Chiefs noted that government’s interpretation of UNDRIP has been unfavourable.

“We have governments at other tables, once something comes out, whether it be this or in the courts or anything in favour of us, (government) comes back to us, ‘We interpret that paper this way,’ and then they begin. It’s just such a waste of time and resources of everyone,” said Grand Council Chief Glen Hare. “That’s always very discouraging. They just can’t live when someone tries to help us.”

“All that stuff still happens. It don’t matter if UNDRIP is around. We’ve seen even the Prime Minister bringing in the carbon tax without consultation,” said Regional Deputy Grand Council Chief‒Southeast James Marsden.

Bellefeuille stressed the importance of informed consent, which he said has “a higher threshold than simply a legal obligation…When you’re dealing with unequal bargaining power, which is definitely the case between First Nations and other governments, ethics is extremely important.”

Free, prior and informed consent is a principle protected by international human rights standards.

“These are the kind of things, I think, we have to come to understanding on and conversant with in order to avoid problems in the future,” Bellefeuille said.

Affirming UNDRIP is the subject of the federal Bill C-15. That bill, Bellefeuille pointed out, only impacts federal legislation.

Bellefeuille emphasized that UNDRIP does not contain treaty or Aboriginal rights nor is it protected by the Canadian Constitution. Bill C-15 doesn’t make UNDRIP law nor is any article in UNDRIP proposed to be federally legislated. However, UNDRIP will be “required to be considered” so that laws are consistent with it.

The strength in the federal legislation, said Bellefeuille, is that it refers to UNDRIP as a “universal international human rights instrument.”

“In Canada, human rights are taken pretty seriously,” he said.  Human rights legislation is considered quasi-constitutional, which makes it “higher than legislation but lower than the Constitution.”

That position is important, he said.

“If UNDRIP is similar to human rights legislation, one thing that always strikes me about human rights is that the window into what is a human right is evolving. It keeps changing …. So what I’m saying is that UNDRIP, even though it seems clear about certain things, that elaboration of those certain things can change over time to our benefit,” said Bellefeuille.

UNDRIP is a valuable tool right now for First Nations, he added, but it is only a tool like the education act or land management act.

“These are just tools to shape our reality and we have to maximize them … because they’re going to diminish over time to pursue our hopes and dreams for ourselves and our children,” said Bellefeuille.

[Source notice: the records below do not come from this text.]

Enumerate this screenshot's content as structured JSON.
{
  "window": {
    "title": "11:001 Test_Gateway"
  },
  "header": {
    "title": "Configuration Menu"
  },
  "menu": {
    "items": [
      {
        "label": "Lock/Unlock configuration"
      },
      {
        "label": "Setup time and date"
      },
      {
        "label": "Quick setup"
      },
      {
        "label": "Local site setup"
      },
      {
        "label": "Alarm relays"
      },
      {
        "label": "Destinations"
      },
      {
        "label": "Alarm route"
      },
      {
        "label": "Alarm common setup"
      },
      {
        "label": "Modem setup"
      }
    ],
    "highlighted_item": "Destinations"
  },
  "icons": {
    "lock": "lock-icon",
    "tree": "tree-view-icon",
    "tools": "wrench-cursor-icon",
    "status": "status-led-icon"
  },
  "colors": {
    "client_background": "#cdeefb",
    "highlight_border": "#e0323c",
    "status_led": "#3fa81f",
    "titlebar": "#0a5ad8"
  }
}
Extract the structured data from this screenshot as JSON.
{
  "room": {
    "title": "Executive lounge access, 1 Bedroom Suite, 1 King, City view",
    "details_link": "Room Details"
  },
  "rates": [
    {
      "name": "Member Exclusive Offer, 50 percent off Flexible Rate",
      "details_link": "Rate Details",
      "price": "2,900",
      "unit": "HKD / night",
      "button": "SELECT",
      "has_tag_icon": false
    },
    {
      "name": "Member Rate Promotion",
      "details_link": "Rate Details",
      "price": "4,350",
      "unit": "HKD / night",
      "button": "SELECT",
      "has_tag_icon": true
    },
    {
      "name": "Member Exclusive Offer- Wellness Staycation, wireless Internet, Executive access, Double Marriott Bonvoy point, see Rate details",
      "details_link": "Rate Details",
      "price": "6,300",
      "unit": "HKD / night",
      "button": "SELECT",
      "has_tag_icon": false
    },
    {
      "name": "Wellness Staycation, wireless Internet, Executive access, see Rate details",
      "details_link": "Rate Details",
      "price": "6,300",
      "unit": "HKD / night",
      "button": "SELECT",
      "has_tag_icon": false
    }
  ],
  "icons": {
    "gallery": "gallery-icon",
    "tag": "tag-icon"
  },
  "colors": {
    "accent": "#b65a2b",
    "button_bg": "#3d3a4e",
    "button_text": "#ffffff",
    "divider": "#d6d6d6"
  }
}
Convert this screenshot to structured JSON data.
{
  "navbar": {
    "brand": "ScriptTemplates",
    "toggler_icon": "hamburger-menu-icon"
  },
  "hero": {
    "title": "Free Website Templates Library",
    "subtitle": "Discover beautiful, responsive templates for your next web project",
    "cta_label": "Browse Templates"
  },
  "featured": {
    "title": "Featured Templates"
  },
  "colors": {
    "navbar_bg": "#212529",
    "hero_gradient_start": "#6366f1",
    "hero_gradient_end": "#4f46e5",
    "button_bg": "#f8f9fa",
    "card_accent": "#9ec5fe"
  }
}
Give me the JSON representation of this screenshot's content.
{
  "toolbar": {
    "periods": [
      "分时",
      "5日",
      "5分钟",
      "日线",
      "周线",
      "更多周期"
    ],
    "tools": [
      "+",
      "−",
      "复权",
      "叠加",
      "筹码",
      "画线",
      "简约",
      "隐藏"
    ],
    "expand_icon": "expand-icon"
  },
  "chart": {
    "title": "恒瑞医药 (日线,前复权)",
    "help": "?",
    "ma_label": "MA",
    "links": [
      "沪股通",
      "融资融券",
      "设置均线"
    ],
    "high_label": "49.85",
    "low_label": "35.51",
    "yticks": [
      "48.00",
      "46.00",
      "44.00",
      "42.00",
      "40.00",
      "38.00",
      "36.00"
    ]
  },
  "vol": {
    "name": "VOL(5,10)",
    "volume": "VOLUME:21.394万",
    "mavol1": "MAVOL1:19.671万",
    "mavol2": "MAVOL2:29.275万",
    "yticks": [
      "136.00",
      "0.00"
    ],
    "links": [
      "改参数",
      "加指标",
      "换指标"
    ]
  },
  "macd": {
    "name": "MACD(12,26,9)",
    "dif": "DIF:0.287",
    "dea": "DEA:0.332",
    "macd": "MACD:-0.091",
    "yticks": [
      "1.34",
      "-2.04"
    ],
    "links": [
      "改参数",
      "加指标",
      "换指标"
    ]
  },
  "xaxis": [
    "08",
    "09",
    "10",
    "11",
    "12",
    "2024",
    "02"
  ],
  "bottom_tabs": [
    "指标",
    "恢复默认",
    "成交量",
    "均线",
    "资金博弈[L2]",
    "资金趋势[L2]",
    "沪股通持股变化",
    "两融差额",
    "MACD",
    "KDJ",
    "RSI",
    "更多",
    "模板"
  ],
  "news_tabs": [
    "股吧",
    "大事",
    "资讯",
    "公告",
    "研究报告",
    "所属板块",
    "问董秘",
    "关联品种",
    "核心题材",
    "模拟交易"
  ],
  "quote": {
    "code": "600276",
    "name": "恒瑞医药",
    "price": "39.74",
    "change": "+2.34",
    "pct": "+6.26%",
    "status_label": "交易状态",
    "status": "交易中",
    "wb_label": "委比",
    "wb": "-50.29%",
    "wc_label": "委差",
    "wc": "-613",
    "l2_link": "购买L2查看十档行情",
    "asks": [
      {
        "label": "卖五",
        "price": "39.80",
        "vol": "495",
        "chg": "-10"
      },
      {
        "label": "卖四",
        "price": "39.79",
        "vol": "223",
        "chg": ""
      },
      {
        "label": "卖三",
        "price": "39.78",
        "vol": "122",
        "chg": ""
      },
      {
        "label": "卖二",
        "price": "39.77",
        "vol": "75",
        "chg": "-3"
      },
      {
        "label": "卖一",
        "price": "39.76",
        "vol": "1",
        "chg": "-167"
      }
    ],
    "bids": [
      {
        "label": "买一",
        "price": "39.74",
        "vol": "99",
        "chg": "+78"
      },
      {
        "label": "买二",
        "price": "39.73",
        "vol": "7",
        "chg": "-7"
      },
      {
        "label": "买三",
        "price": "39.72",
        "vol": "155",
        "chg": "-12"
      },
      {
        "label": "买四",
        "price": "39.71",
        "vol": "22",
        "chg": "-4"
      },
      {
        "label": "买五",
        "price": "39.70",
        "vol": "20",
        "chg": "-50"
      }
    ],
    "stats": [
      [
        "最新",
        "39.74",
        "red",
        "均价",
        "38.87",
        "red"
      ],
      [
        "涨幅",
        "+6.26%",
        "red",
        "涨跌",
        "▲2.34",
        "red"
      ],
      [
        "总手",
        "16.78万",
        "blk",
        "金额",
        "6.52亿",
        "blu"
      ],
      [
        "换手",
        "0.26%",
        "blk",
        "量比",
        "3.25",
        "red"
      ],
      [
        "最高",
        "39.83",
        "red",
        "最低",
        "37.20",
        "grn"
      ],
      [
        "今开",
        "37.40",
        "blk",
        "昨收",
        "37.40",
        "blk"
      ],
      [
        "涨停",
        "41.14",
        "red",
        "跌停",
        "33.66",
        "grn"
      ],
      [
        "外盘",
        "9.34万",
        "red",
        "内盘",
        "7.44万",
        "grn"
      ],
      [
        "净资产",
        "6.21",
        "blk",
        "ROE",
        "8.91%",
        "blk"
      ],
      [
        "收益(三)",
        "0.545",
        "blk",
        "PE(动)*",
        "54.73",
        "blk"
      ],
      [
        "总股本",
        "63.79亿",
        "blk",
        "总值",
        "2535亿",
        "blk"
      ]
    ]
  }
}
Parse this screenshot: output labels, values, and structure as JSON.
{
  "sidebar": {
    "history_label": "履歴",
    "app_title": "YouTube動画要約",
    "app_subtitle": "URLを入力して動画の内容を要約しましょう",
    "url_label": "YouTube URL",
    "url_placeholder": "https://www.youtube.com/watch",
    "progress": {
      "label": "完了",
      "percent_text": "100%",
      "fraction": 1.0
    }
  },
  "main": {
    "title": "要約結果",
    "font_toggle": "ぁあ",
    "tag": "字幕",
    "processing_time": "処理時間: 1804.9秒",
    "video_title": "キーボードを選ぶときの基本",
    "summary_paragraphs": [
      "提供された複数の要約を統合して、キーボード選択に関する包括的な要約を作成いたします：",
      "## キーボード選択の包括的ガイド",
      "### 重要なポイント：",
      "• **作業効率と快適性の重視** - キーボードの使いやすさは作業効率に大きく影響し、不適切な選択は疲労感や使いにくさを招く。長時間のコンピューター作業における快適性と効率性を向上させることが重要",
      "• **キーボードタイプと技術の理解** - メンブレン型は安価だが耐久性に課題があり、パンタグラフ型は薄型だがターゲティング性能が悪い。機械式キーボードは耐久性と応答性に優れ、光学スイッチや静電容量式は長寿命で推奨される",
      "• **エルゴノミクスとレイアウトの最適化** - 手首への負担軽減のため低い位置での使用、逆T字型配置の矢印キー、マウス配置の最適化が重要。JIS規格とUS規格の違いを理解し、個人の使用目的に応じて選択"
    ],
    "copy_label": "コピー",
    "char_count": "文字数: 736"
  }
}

Regional Chief‒Lake Huron Scott McLeod isn’t confident that UNDRIP will deliver.

“We push for UNDRIP and then we’ll be debating what that actually means for decades to come,” said McLeod.

“That’s what colonialism thrives on is that misinterpretation. Getting groups to agree then arguing about what it means, while they move on and prosper and groups like the First Nations are left trying to figure this stuff out and looking for more pieces of their legislations or declarations so that we can fight them. We keep falling in that trap and it doesn’t seem to work for us.”

McLeod said First Nations should put their energy into treaty.

“The further that we get away from the treaties … the less value it has over time. I think we need to get back to that and force the hand of that original agreement before we go any further down the road. I think it’s time we take a stand on the very basics of the treaty,” he said.

Local Journalism Initiative Reporters are supported by a financial contribution made by the Government of Canada.